ROTARY international NEWS

Former Rotary Scholars publish children’s book by Maureen Vaught Two former Rotary Foundation Ambassadorial Scholars are introducing cultural understanding and communication to young German children through the retelling of a popular Japanese fairy tale. Gabriela Bracklo, a 1992-93 scholar from Germany, and Keiko Funatsu, a 2004-06 multiyear scholar from Japan, worked with illustrator Momo Nishimura to produce Dank des Kranichs (The Grateful Crane), a German version of the Japanese story Tsuru no Ongaeshi. Since its release in October 2009, Dank des Kranichs and its illustrations have been featured at libraries, book fairs, and festivals throughout Munich, where Bracklo lives. “From the beginning, the idea of improving cross-cultural communication by introducing Japanese fairy tales to German children appealed to me,” says Funatsu, who edited and translated Tsuru no Ongaeshi into German. Bracklo conceived the idea for the book and served as its publisher. The two met while Funatsu was studying German culture and literature at Ludwig-MaximiliansUniversität München. Bracklo, a member of the Rotary Club of München-Bavaria and chair of District 1840’s Rotary Foundation alumni subcommittee, often took her daughters to alumni events, where they were captivated by the stories told by Funatsu and fellow Japanese scholars. Unable to find German translations of the stories, Bracklo approached Funatsu with the idea for the book. She also contacted friends in the publishing business, many of whom volunteered their time and

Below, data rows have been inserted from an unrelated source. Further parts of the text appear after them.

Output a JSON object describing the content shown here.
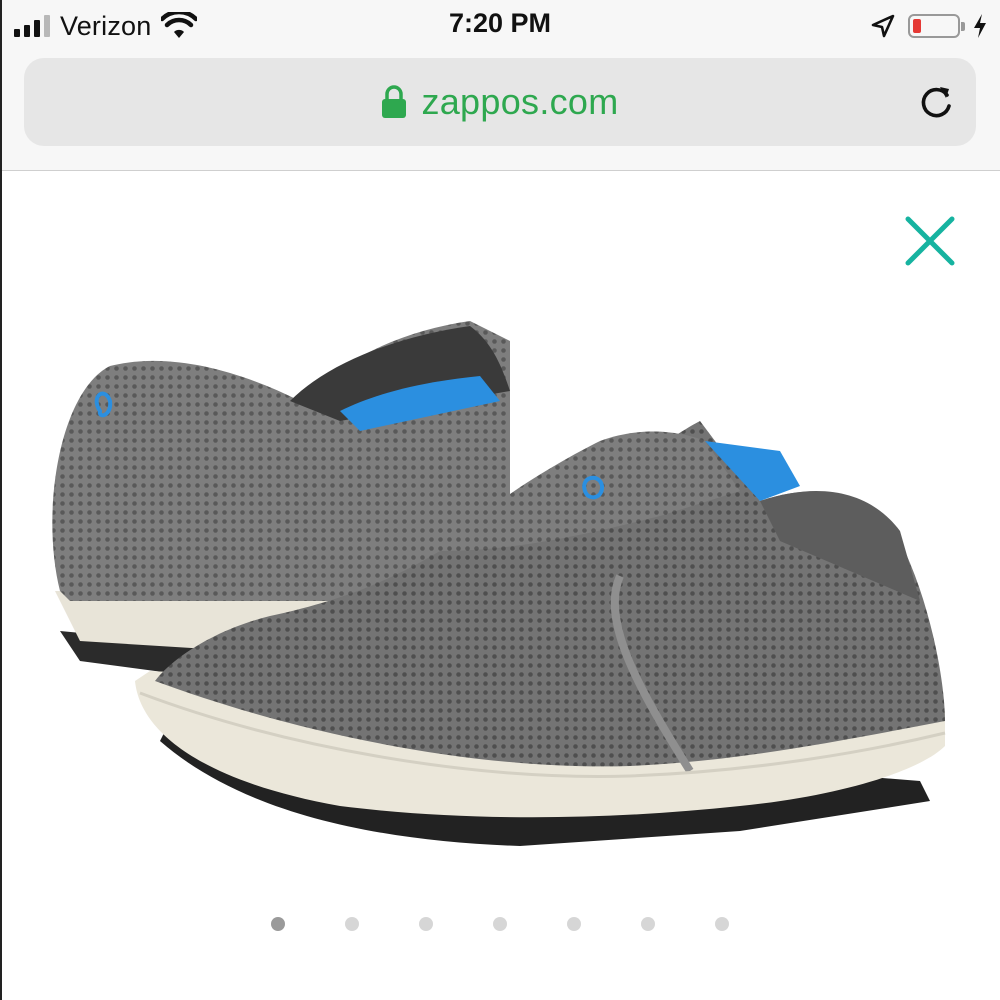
{
  "status_bar": {
    "carrier": "Verizon",
    "time": "7:20 PM",
    "battery_level_percent": 10,
    "battery_color": "#e53935",
    "icons": [
      "signal-icon",
      "wifi-icon",
      "location-arrow-icon",
      "battery-icon",
      "charging-bolt-icon"
    ]
  },
  "browser": {
    "url": "zappos.com",
    "secure": true,
    "url_color": "#2ea84f",
    "icons": [
      "lock-icon",
      "reload-icon"
    ]
  },
  "product_viewer": {
    "image_alt": "gray mesh slip-on shoes",
    "close_icon": "close-icon",
    "close_color": "#16b3a0",
    "carousel": {
      "count": 7,
      "active_index": 0
    }
  }
}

From left, Momo Nishimura, Gabriela Bracklo and Keiko Funatsu in the 2010 Bologna Children’s Book Fair in Italy. Photo courtesy of Gabriela Bracklo

expertise to the project. Both Bracklo and Funatsu credit their years as Rotary Scholars with giving them the confidence to pursue this project.

Origami included “It’s not in my upbringing to do this kind of thing. But I had the chance to live in an open-minded, positive, and outgoing environment, and I brought that home with me,” says Bracklo, who studied journalism at the University of California, Santa Cruz. Before beginning work on the story, the women had to choose which version to tell because Japanese folk tales, unlike their German counterparts, can have a number of variations. “One of the reasons we chose this version,” says Bracklo, “is because it focuses on the Japanese New Year, one of the most important important holidays in Japan. Through Nishimura’s illustrations,

German children can see a typical Japanese home, how they dress, what they eat, and how holidays are celebrated.” Each copy of the book is accompanied by origami paper and a folding diagram that includes instructions for making a crane. Although not a scholar herself, Nishimura also has a Rotary Foundation connection. In 2010, she married former Rotary Scholar Keiji Nishikawa, whom she met at a Foundation alumni meeting in Munich. In addition to introducing Japanese culture to Germany’s youth, Dank des Kranichs is raising money to help eradicate polio. For every book sold, €1.50 (US$2) is donated to PolioPlus. To date, about €700 ($944) has been raised. Funatsu, who teaches German at the Ritsumeikan University in Kyoto, Japan, says she is looking for the right German folk tale to translate for Japanese children. In the meantime, the three literary colleagues have already started work on a new book, Momotaro, the Peach Boy, which is planned for release in Germany later this year. Says Bracklo: “Our first book was set in the winter and featured a graceful woman and crane. The second book is set in the summer and is about a Japanese boy who fights demons. It’s more of a boy’s book.” As with the first book, a portion of sale proceeds from Momotaro will be donated to PolioPlus.

ROTARY information of the week

editorial team: adviser Rose Acoba • editor Joel D. Adriano Write us your ideas and thoughts or contribute articles that you think is interesting and will be beneficial to our organization. Contact us at (0917)545-6171 and (0917)891-4695 or email us at

Rotary Club of Makati Olympia meets every Tuesday, 12 noon at the German Club, Eurovilla 2, V.A. Rufino St., Makati City.

The Olympians - 29th Issue  

The issue features the Rotaract Week Celebration and the grand finale of the Global Peace Festival.